## Aim of the task
Only an exact copy of every record counts as an answer.

(Page and application data records)

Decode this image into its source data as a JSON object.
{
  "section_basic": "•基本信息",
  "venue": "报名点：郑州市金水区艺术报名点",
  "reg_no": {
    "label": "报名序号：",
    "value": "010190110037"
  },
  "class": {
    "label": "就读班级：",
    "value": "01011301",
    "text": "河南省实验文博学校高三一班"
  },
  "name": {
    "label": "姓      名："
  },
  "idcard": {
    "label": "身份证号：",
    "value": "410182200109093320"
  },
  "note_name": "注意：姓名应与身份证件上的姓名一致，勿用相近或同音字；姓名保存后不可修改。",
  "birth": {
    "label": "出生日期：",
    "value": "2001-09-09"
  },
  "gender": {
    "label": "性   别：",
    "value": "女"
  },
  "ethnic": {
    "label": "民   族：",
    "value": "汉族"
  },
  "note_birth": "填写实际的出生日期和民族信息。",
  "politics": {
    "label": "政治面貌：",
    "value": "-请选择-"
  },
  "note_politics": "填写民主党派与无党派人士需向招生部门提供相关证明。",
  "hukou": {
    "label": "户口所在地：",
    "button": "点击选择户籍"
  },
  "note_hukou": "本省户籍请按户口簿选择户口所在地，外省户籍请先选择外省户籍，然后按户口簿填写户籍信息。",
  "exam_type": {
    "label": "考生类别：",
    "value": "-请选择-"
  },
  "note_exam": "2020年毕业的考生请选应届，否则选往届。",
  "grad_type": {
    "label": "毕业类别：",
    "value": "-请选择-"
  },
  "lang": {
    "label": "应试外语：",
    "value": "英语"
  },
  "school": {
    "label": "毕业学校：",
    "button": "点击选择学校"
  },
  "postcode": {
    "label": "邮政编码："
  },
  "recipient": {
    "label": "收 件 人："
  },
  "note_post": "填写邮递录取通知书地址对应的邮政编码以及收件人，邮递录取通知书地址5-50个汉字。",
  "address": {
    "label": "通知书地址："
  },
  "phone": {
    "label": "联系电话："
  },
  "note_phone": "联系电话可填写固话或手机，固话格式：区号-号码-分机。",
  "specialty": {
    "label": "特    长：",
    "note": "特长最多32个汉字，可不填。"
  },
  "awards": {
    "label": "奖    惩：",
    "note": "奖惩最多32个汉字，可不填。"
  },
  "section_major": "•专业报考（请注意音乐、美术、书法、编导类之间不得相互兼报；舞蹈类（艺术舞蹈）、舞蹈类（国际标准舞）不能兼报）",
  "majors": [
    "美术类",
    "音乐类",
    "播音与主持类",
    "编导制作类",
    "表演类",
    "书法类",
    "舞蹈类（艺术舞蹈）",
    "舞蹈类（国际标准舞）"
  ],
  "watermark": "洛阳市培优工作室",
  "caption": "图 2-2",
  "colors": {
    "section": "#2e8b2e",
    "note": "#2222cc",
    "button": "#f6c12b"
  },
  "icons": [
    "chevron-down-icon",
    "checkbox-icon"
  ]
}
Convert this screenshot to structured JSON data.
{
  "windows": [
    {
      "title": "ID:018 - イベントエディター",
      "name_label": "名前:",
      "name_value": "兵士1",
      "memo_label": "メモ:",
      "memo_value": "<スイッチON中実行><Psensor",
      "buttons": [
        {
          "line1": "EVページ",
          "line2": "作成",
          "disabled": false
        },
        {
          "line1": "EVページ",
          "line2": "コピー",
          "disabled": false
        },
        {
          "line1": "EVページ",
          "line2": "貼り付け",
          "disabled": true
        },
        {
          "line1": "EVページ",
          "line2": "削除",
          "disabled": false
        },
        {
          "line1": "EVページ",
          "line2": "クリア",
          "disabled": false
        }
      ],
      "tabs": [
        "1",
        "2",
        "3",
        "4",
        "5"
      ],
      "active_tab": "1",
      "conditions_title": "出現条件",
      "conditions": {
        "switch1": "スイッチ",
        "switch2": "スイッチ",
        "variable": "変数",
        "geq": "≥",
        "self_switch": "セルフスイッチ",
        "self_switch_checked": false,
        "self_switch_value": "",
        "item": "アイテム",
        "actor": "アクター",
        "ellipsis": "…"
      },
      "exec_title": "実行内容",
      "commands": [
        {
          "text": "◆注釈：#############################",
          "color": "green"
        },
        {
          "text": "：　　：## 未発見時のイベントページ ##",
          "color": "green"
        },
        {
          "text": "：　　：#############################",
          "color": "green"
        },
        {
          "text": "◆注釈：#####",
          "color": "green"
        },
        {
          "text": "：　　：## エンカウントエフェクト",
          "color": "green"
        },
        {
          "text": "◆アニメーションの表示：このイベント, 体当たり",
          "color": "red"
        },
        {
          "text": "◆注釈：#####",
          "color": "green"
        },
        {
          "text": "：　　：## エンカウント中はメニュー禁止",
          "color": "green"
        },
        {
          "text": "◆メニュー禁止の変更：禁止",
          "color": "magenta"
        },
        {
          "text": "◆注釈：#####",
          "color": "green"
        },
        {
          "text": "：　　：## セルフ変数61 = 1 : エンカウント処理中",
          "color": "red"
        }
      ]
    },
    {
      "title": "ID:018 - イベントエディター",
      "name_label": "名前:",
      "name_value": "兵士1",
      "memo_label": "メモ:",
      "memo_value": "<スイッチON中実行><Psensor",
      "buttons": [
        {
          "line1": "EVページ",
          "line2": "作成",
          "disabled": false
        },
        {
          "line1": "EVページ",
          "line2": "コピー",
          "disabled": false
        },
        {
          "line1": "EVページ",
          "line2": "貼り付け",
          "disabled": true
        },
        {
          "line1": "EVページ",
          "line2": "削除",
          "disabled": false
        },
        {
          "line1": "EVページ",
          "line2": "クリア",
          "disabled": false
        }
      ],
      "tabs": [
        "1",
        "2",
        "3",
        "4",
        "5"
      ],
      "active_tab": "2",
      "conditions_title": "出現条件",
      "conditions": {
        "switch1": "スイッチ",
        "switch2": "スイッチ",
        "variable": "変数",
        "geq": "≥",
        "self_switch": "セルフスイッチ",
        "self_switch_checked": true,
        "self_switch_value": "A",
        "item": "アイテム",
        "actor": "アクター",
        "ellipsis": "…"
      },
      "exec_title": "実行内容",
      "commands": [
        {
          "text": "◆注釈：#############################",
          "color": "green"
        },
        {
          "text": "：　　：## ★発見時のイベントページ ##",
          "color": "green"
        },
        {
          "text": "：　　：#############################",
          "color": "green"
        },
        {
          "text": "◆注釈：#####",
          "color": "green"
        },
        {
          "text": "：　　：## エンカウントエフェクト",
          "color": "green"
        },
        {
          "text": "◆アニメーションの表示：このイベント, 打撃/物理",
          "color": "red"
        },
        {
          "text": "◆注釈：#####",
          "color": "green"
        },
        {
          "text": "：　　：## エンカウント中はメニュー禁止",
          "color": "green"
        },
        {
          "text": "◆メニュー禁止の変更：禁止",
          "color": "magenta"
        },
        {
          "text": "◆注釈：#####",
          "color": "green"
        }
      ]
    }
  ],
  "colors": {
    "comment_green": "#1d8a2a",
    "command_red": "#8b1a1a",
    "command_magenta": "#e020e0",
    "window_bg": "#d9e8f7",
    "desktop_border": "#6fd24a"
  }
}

## Finished task
Decode this image into its source data as a JSON object.
{
  "section_basic": "•基本信息",
  "venue": "报名点：郑州市金水区艺术报名点",
  "reg_no": {
    "label": "报名序号：",
    "value": "010190110037"
  },
  "class": {
    "label": "就读班级：",
    "value": "01011301",
    "text": "河南省实验文博学校高三一班"
  },
  "name": {
    "label": "姓      名："
  },
  "idcard": {
    "label": "身份证号：",
    "value": "410182200109093320"
  },
  "note_name": "注意：姓名应与身份证件上的姓名一致，勿用相近或同音字；姓名保存后不可修改。",
  "birth": {
    "label": "出生日期：",
    "value": "2001-09-09"
  },
  "gender": {
    "label": "性   别：",
    "value": "女"
  },
  "ethnic": {
    "label": "民   族：",
    "value": "汉族"
  },
  "note_birth": "填写实际的出生日期和民族信息。",
  "politics": {
    "label": "政治面貌：",
    "value": "-请选择-"
  },
  "note_politics": "填写民主党派与无党派人士需向招生部门提供相关证明。",
  "hukou": {
    "label": "户口所在地：",
    "button": "点击选择户籍"
  },
  "note_hukou": "本省户籍请按户口簿选择户口所在地，外省户籍请先选择外省户籍，然后按户口簿填写户籍信息。",
  "exam_type": {
    "label": "考生类别：",
    "value": "-请选择-"
  },
  "note_exam": "2020年毕业的考生请选应届，否则选往届。",
  "grad_type": {
    "label": "毕业类别：",
    "value": "-请选择-"
  },
  "lang": {
    "label": "应试外语：",
    "value": "英语"
  },
  "school": {
    "label": "毕业学校：",
    "button": "点击选择学校"
  },
  "postcode": {
    "label": "邮政编码："
  },
  "recipient": {
    "label": "收 件 人："
  },
  "note_post": "填写邮递录取通知书地址对应的邮政编码以及收件人，邮递录取通知书地址5-50个汉字。",
  "address": {
    "label": "通知书地址："
  },
  "phone": {
    "label": "联系电话："
  },
  "note_phone": "联系电话可填写固话或手机，固话格式：区号-号码-分机。",
  "specialty": {
    "label": "特    长：",
    "note": "特长最多32个汉字，可不填。"
  },
  "awards": {
    "label": "奖    惩：",
    "note": "奖惩最多32个汉字，可不填。"
  },
  "section_major": "•专业报考（请注意音乐、美术、书法、编导类之间不得相互兼报；舞蹈类（艺术舞蹈）、舞蹈类（国际标准舞）不能兼报）",
  "majors": [
    "美术类",
    "音乐类",
    "播音与主持类",
    "编导制作类",
    "表演类",
    "书法类",
    "舞蹈类（艺术舞蹈）",
    "舞蹈类（国际标准舞）"
  ],
  "watermark": "洛阳市培优工作室",
  "caption": "图 2-2",
  "colors": {
    "section": "#2e8b2e",
    "note": "#2222cc",
    "button": "#f6c12b"
  },
  "icons": [
    "chevron-down-icon",
    "checkbox-icon"
  ]
}
Convert this screenshot to structured JSON data.
{
  "windows": [
    {
      "title": "ID:018 - イベントエディター",
      "name_label": "名前:",
      "name_value": "兵士1",
      "memo_label": "メモ:",
      "memo_value": "<スイッチON中実行><Psensor",
      "buttons": [
        {
          "line1": "EVページ",
          "line2": "作成",
          "disabled": false
        },
        {
          "line1": "EVページ",
          "line2": "コピー",
          "disabled": false
        },
        {
          "line1": "EVページ",
          "line2": "貼り付け",
          "disabled": true
        },
        {
          "line1": "EVページ",
          "line2": "削除",
          "disabled": false
        },
        {
          "line1": "EVページ",
          "line2": "クリア",
          "disabled": false
        }
      ],
      "tabs": [
        "1",
        "2",
        "3",
        "4",
        "5"
      ],
      "active_tab": "1",
      "conditions_title": "出現条件",
      "conditions": {
        "switch1": "スイッチ",
        "switch2": "スイッチ",
        "variable": "変数",
        "geq": "≥",
        "self_switch": "セルフスイッチ",
        "self_switch_checked": false,
        "self_switch_value": "",
        "item": "アイテム",
        "actor": "アクター",
        "ellipsis": "…"
      },
      "exec_title": "実行内容",
      "commands": [
        {
          "text": "◆注釈：#############################",
          "color": "green"
        },
        {
          "text": "：　　：## 未発見時のイベントページ ##",
          "color": "green"
        },
        {
          "text": "：　　：#############################",
          "color": "green"
        },
        {
          "text": "◆注釈：#####",
          "color": "green"
        },
        {
          "text": "：　　：## エンカウントエフェクト",
          "color": "green"
        },
        {
          "text": "◆アニメーションの表示：このイベント, 体当たり",
          "color": "red"
        },
        {
          "text": "◆注釈：#####",
          "color": "green"
        },
        {
          "text": "：　　：## エンカウント中はメニュー禁止",
          "color": "green"
        },
        {
          "text": "◆メニュー禁止の変更：禁止",
          "color": "magenta"
        },
        {
          "text": "◆注釈：#####",
          "color": "green"
        },
        {
          "text": "：　　：## セルフ変数61 = 1 : エンカウント処理中",
          "color": "red"
        }
      ]
    },
    {
      "title": "ID:018 - イベントエディター",
      "name_label": "名前:",
      "name_value": "兵士1",
      "memo_label": "メモ:",
      "memo_value": "<スイッチON中実行><Psensor",
      "buttons": [
        {
          "line1": "EVページ",
          "line2": "作成",
          "disabled": false
        },
        {
          "line1": "EVページ",
          "line2": "コピー",
          "disabled": false
        },
        {
          "line1": "EVページ",
          "line2": "貼り付け",
          "disabled": true
        },
        {
          "line1": "EVページ",
          "line2": "削除",
          "disabled": false
        },
        {
          "line1": "EVページ",
          "line2": "クリア",
          "disabled": false
        }
      ],
      "tabs": [
        "1",
        "2",
        "3",
        "4",
        "5"
      ],
      "active_tab": "2",
      "conditions_title": "出現条件",
      "conditions": {
        "switch1": "スイッチ",
        "switch2": "スイッチ",
        "variable": "変数",
        "geq": "≥",
        "self_switch": "セルフスイッチ",
        "self_switch_checked": true,
        "self_switch_value": "A",
        "item": "アイテム",
        "actor": "アクター",
        "ellipsis": "…"
      },
      "exec_title": "実行内容",
      "commands": [
        {
          "text": "◆注釈：#############################",
          "color": "green"
        },
        {
          "text": "：　　：## ★発見時のイベントページ ##",
          "color": "green"
        },
        {
          "text": "：　　：#############################",
          "color": "green"
        },
        {
          "text": "◆注釈：#####",
          "color": "green"
        },
        {
          "text": "：　　：## エンカウントエフェクト",
          "color": "green"
        },
        {
          "text": "◆アニメーションの表示：このイベント, 打撃/物理",
          "color": "red"
        },
        {
          "text": "◆注釈：#####",
          "color": "green"
        },
        {
          "text": "：　　：## エンカウント中はメニュー禁止",
          "color": "green"
        },
        {
          "text": "◆メニュー禁止の変更：禁止",
          "color": "magenta"
        },
        {
          "text": "◆注釈：#####",
          "color": "green"
        }
      ]
    }
  ],
  "colors": {
    "comment_green": "#1d8a2a",
    "command_red": "#8b1a1a",
    "command_magenta": "#e020e0",
    "window_bg": "#d9e8f7",
    "desktop_border": "#6fd24a"
  }
}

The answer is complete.